Assigned task: Reproduce the data in full, exactly as it appears.

-------- Exercise materials --------

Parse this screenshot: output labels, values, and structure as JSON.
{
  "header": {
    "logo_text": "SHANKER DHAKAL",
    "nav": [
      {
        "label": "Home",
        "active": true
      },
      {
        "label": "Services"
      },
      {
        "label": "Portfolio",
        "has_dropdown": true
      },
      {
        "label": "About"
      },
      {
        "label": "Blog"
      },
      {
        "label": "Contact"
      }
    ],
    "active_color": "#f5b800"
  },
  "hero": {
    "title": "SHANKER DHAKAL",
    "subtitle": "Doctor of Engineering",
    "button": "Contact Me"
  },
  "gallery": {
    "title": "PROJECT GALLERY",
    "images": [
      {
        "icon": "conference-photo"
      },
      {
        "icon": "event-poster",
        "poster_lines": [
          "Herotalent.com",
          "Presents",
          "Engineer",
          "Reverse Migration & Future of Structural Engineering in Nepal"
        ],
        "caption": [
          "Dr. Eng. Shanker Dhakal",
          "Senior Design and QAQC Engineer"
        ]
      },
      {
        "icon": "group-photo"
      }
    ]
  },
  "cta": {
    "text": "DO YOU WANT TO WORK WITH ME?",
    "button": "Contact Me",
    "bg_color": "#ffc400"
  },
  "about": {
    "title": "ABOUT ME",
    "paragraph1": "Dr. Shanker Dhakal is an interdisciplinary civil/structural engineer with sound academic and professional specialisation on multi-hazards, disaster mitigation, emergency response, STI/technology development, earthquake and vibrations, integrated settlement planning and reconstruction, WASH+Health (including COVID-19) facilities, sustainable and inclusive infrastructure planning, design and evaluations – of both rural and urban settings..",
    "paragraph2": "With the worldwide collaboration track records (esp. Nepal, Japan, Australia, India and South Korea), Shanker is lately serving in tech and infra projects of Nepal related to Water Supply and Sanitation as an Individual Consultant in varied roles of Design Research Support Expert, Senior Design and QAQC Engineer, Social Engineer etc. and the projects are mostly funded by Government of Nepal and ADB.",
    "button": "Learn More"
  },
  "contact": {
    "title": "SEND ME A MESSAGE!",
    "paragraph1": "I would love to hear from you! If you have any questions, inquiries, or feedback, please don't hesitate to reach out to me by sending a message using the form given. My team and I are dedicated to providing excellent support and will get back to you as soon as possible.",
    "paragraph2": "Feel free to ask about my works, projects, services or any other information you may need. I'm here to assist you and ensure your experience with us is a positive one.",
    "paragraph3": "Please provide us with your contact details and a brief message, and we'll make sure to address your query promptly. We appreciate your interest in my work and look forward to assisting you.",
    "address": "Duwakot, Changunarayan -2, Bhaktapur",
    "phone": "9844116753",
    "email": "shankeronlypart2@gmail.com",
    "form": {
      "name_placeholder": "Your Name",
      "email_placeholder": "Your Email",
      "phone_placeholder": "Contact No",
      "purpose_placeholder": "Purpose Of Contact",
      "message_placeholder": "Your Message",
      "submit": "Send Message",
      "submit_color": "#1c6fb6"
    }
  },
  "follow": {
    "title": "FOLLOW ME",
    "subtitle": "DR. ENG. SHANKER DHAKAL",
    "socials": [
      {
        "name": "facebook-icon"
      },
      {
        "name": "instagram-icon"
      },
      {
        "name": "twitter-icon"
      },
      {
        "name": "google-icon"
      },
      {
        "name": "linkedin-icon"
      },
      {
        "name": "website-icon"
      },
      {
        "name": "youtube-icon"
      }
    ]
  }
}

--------

Answer to this problem:
Parse this screenshot: output labels, values, and structure as JSON.
{
  "header": {
    "logo_text": "SHANKER DHAKAL",
    "nav": [
      {
        "label": "Home",
        "active": true
      },
      {
        "label": "Services"
      },
      {
        "label": "Portfolio",
        "has_dropdown": true
      },
      {
        "label": "About"
      },
      {
        "label": "Blog"
      },
      {
        "label": "Contact"
      }
    ],
    "active_color": "#f5b800"
  },
  "hero": {
    "title": "SHANKER DHAKAL",
    "subtitle": "Doctor of Engineering",
    "button": "Contact Me"
  },
  "gallery": {
    "title": "PROJECT GALLERY",
    "images": [
      {
        "icon": "conference-photo"
      },
      {
        "icon": "event-poster",
        "poster_lines": [
          "Herotalent.com",
          "Presents",
          "Engineer",
          "Reverse Migration & Future of Structural Engineering in Nepal"
        ],
        "caption": [
          "Dr. Eng. Shanker Dhakal",
          "Senior Design and QAQC Engineer"
        ]
      },
      {
        "icon": "group-photo"
      }
    ]
  },
  "cta": {
    "text": "DO YOU WANT TO WORK WITH ME?",
    "button": "Contact Me",
    "bg_color": "#ffc400"
  },
  "about": {
    "title": "ABOUT ME",
    "paragraph1": "Dr. Shanker Dhakal is an interdisciplinary civil/structural engineer with sound academic and professional specialisation on multi-hazards, disaster mitigation, emergency response, STI/technology development, earthquake and vibrations, integrated settlement planning and reconstruction, WASH+Health (including COVID-19) facilities, sustainable and inclusive infrastructure planning, design and evaluations – of both rural and urban settings..",
    "paragraph2": "With the worldwide collaboration track records (esp. Nepal, Japan, Australia, India and South Korea), Shanker is lately serving in tech and infra projects of Nepal related to Water Supply and Sanitation as an Individual Consultant in varied roles of Design Research Support Expert, Senior Design and QAQC Engineer, Social Engineer etc. and the projects are mostly funded by Government of Nepal and ADB.",
    "button": "Learn More"
  },
  "contact": {
    "title": "SEND ME A MESSAGE!",
    "paragraph1": "I would love to hear from you! If you have any questions, inquiries, or feedback, please don't hesitate to reach out to me by sending a message using the form given. My team and I are dedicated to providing excellent support and will get back to you as soon as possible.",
    "paragraph2": "Feel free to ask about my works, projects, services or any other information you may need. I'm here to assist you and ensure your experience with us is a positive one.",
    "paragraph3": "Please provide us with your contact details and a brief message, and we'll make sure to address your query promptly. We appreciate your interest in my work and look forward to assisting you.",
    "address": "Duwakot, Changunarayan -2, Bhaktapur",
    "phone": "9844116753",
    "email": "shankeronlypart2@gmail.com",
    "form": {
      "name_placeholder": "Your Name",
      "email_placeholder": "Your Email",
      "phone_placeholder": "Contact No",
      "purpose_placeholder": "Purpose Of Contact",
      "message_placeholder": "Your Message",
      "submit": "Send Message",
      "submit_color": "#1c6fb6"
    }
  },
  "follow": {
    "title": "FOLLOW ME",
    "subtitle": "DR. ENG. SHANKER DHAKAL",
    "socials": [
      {
        "name": "facebook-icon"
      },
      {
        "name": "instagram-icon"
      },
      {
        "name": "twitter-icon"
      },
      {
        "name": "google-icon"
      },
      {
        "name": "linkedin-icon"
      },
      {
        "name": "website-icon"
      },
      {
        "name": "youtube-icon"
      }
    ]
  }
}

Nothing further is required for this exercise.